Interview with: Doug Winget, FirstMerit Bank
source: by Matt McClellan, Smart Business Columbus | November 2010
For many companies, obtaining credit through conventional cash flow lending arrangements can be difficult. They may be having operational problems, undergoing rapid growth, dealing with an acquisition, or their borrowing needs might reflect their cyclical or seasonal industries.
For those companies, asset-based lending provides an alternative to the traditional lending model. Asset-based lending groups specialize in providing secured financing to customers with limited access to capital.
“Asset-based lending provides a simplistic structure,” says Doug Winget, senior vice president, head of asset-based lending and floorplan lending at FirstMerit Bank. “Typically, asset-based lending has fewer covenants than a cash flow structure and more availability from the assets. It also may not need a personal guarantee from the owner.”
Smart Business spoke with Winget about how asset-based lending can provide financing help to those who need it.
What is asset-based lending?
Asset-based lending is senior secured lending that allows the borrower to leverage their receivables, inventory, equipment and real estate. Advances are based upon eligible collateral, with formulas against receivables, inventory, equipment and real estate. The working capital line of credit is financed against eligible receivables and inventory.
What types of situations are best suited for this type of lending?
Companies that have sufficient receivables and inventory can leverage their working capital and get higher advance rates. They can use this for working capital financing, seasonal working capital borrowing needs, leveraged recaps, mergers and acquisition financing, and turnaround financing.
How can an organization determine if asset-based lending is the right choice?
If the company is looking for more availability from its working capital, that profile fits asset-based lending. ABL advance rates will be higher against accounts receivable and inventory, which provides more availability than a traditional middle-market cash flow structure. Companies that have a strong EBITDA and an earnings profile relative to working capital will likely have more availability from a cash flow product, but companies that are more asset-intensive will benefit from an asset-based structure.
What are the differences between ABL and middle-market?
One big difference between ABL and middle-market lending is cash dominion versus non-cash dominion. ABL structures require cash dominion. That means there is a controlled account agreement and the receipts of a company’s receivables come into a lockbox. Then the funds flow from the lockbox and are used to pay down the revolving debt. The bank essentially has control of the cash, which is a traditional fundamental aspect of asset-based lending.

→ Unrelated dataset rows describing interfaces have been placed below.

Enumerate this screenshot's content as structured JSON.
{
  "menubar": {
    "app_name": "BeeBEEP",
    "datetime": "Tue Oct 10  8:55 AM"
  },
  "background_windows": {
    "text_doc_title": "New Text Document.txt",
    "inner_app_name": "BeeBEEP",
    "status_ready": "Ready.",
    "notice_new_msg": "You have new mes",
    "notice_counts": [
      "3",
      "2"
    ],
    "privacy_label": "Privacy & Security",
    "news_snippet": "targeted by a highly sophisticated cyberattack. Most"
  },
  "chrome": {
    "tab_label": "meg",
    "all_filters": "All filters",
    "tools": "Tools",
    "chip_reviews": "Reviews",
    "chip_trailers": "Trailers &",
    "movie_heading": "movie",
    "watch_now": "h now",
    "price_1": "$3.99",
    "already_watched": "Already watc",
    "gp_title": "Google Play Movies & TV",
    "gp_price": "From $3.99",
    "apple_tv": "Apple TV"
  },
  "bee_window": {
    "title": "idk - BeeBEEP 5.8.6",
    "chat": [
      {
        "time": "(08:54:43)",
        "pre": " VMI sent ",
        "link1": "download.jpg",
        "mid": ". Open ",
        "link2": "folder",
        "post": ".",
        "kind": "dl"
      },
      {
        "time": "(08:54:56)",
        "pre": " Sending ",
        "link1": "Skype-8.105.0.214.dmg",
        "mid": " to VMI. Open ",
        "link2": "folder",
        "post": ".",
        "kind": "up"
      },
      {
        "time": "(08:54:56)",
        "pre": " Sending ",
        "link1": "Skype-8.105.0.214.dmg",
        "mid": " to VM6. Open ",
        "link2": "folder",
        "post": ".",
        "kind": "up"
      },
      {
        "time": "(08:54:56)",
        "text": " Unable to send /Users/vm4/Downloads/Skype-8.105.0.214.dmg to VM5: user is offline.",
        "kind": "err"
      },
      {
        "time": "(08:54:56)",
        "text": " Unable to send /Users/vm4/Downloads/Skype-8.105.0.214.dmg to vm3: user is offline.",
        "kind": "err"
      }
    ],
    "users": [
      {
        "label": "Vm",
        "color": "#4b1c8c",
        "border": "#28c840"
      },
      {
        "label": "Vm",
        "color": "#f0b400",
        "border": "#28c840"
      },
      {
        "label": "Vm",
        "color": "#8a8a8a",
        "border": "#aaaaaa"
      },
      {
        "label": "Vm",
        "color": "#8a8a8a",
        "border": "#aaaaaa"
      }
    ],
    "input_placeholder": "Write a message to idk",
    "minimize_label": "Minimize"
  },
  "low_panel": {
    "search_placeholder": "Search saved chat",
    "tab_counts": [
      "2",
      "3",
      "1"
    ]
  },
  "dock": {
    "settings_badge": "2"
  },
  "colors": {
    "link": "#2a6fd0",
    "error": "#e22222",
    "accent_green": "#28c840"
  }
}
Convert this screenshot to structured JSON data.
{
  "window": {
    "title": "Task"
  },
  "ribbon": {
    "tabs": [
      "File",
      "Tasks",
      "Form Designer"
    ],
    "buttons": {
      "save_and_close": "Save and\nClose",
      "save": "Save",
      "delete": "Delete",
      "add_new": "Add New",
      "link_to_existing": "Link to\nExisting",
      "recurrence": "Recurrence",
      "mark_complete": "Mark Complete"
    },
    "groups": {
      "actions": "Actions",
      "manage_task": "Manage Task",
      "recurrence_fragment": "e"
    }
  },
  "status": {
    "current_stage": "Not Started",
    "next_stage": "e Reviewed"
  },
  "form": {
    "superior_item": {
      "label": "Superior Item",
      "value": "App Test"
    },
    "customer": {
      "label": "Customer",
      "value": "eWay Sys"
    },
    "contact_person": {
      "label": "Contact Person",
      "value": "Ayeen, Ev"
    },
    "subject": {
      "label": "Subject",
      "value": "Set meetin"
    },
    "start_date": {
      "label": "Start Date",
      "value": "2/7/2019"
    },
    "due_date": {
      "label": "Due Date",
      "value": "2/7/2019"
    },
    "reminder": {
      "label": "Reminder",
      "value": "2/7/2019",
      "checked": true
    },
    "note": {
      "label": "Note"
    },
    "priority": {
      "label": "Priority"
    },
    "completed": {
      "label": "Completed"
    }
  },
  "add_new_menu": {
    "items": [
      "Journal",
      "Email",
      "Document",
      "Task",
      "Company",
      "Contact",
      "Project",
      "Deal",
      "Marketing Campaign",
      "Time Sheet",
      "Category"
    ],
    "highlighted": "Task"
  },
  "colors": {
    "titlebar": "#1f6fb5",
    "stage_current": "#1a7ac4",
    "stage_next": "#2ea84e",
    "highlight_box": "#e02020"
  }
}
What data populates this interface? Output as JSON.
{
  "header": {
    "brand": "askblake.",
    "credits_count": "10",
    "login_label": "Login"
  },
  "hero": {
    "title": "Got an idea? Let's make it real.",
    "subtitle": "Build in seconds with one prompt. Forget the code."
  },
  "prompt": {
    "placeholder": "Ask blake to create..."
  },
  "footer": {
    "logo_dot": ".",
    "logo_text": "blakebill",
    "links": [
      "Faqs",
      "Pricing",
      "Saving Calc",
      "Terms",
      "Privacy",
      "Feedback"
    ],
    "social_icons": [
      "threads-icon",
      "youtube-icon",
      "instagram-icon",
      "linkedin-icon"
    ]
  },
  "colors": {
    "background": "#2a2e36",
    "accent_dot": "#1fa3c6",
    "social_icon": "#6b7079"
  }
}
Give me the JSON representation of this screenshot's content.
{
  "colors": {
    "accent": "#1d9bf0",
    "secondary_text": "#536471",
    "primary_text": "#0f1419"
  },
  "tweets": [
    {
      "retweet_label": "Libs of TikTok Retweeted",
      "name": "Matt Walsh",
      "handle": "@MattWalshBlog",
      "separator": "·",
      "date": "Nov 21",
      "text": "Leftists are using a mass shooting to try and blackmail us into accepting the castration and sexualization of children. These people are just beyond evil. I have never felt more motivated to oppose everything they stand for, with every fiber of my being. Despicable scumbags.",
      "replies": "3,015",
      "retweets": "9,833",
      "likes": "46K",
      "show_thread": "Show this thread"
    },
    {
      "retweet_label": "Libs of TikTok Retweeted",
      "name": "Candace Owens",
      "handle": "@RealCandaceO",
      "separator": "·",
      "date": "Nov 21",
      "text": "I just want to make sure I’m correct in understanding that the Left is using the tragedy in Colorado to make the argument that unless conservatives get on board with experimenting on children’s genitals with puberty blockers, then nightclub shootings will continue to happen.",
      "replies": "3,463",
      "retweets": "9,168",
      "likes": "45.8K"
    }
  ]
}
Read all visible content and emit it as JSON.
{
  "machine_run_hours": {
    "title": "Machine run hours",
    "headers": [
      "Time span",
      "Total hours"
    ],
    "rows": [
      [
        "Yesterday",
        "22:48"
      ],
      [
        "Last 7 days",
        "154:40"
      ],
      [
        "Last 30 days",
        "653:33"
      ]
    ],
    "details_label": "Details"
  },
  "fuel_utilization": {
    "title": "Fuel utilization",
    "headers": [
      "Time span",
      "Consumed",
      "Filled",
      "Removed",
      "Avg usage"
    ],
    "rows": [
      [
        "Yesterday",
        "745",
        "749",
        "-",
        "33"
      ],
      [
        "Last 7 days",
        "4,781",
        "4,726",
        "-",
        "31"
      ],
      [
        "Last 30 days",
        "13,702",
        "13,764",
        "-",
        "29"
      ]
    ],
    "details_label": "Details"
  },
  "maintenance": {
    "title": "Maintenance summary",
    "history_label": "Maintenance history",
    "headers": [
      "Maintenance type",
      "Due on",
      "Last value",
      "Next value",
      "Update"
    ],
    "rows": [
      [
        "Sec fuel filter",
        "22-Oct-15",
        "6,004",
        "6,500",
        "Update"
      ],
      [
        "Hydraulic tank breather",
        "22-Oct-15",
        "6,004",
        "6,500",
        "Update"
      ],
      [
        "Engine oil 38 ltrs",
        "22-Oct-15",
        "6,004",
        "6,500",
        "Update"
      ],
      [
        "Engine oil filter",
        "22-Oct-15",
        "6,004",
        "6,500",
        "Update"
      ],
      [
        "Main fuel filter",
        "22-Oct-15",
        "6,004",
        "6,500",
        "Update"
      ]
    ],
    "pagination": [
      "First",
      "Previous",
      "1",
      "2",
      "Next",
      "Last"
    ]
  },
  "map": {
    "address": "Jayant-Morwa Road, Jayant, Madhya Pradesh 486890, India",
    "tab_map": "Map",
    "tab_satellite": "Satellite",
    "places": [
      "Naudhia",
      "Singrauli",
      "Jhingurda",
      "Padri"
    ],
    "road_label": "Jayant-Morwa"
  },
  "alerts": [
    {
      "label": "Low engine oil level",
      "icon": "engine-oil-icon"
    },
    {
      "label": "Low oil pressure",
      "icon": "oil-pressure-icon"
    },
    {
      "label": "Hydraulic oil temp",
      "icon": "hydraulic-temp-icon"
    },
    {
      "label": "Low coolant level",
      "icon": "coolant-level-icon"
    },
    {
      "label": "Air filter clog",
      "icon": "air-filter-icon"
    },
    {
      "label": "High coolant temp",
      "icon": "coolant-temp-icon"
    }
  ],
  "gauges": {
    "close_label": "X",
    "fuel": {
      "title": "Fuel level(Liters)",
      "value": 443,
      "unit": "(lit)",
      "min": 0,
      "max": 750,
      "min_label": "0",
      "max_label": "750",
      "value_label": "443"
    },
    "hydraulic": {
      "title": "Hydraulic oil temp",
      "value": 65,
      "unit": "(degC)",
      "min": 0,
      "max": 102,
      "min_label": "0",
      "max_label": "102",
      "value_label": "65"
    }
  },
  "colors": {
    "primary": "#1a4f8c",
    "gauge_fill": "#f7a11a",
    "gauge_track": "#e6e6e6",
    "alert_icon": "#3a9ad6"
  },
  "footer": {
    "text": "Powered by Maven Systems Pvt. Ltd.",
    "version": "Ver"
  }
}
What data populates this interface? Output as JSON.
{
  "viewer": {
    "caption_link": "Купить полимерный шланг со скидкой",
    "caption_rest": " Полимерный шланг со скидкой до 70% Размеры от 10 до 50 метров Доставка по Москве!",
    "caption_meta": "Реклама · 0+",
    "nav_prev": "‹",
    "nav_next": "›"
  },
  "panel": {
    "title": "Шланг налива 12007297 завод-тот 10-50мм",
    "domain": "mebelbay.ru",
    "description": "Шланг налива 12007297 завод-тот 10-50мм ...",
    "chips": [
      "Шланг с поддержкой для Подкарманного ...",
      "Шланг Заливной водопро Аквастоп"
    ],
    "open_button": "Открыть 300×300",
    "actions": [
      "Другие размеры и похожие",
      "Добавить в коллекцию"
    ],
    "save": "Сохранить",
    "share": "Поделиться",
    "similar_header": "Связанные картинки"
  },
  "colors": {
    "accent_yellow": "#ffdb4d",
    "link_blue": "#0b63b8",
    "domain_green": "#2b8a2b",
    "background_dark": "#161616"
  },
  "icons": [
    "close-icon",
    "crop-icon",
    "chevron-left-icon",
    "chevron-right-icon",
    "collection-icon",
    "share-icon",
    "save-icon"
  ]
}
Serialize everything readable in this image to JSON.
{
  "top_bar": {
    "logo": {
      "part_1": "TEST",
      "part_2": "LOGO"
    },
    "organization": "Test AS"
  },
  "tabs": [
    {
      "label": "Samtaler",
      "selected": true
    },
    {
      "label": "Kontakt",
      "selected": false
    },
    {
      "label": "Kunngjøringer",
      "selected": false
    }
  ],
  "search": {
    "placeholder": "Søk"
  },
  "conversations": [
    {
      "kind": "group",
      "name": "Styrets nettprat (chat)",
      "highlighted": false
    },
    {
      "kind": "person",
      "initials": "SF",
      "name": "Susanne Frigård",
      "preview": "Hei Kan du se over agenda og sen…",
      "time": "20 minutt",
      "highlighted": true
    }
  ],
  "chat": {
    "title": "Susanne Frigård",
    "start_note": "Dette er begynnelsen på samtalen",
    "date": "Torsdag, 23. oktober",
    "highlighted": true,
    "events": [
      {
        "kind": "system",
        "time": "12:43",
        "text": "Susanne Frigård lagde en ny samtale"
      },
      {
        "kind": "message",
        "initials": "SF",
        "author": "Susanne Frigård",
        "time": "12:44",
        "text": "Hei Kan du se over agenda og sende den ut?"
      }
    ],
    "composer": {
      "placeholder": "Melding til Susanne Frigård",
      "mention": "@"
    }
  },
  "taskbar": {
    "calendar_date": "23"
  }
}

Another big difference is that asset-based lending groups are more comfortable with leverage. They are not as leverage-focused as the traditional cash flow structure when you get above three times the ratio of debt to EBITDA. Asset-based groups don’t focus on this leverage ratio because they are comfortable within the assets. ABL groups are collateral focused, not leverage focused.
ABL is also a more patient financing solution. For companies in cyclical industries, ABL groups will work with them and be more patient than the traditional cash flow structure, as long as they stay within the assets and have sufficient liquidity.
Asset-based lending is a longer-term commitment. ABL deals are three-year commitments; traditional middle market deals are one- to two-year commitments.
The longer deal provides more certainty to the borrower. Also, it’s very time-consuming to restructure your deal every year or two. If you have a three-year deal, at the maximum you are only doing this every two years. Basically, a long-term deal gives you more certainty and less work.
What challenges do companies in cyclical industries face under traditional lending?
Cyclical industries have up and down periods. When they hit more difficult times and their leverage ratios get to be high, the bank may become uncomfortable with that structure — even if they are within their assets. They don’t have the monitoring that asset-based lending groups provide, so they need to be tighter on the leverage ratio. Traditional lending models might require the owner to sell assets or put cash equity into the business in some form to reduce leverage and debt.
What is involved in the monitoring process?
The borrower typically provides a monthly borrowing base certificate, which details their collateral and their revolving debt position. Then, they generally provide weekly (and sometimes daily) updates and roll forwards of accounts receivable. The bank will want to see quarterly or monthly financial statements as well as annual reviewed or audited financial statements.
How are covenants and the necessity of personal guarantees determined?
Typically, a cash flow structure may have three or four financial covenants, and an ABL structure will have only one financial covenant. Asset-based lenders are comfortable within the assets and the ongoing collateral monitoring. There is more reporting that is required with an asset-based structure, but the benefit is more availability, less financial covenants, and potentially no personal guarantee. If the bank is comfortable with the monitoring of the assets and the collateral it is advancing against, then it probably won’t require a personal guarantee.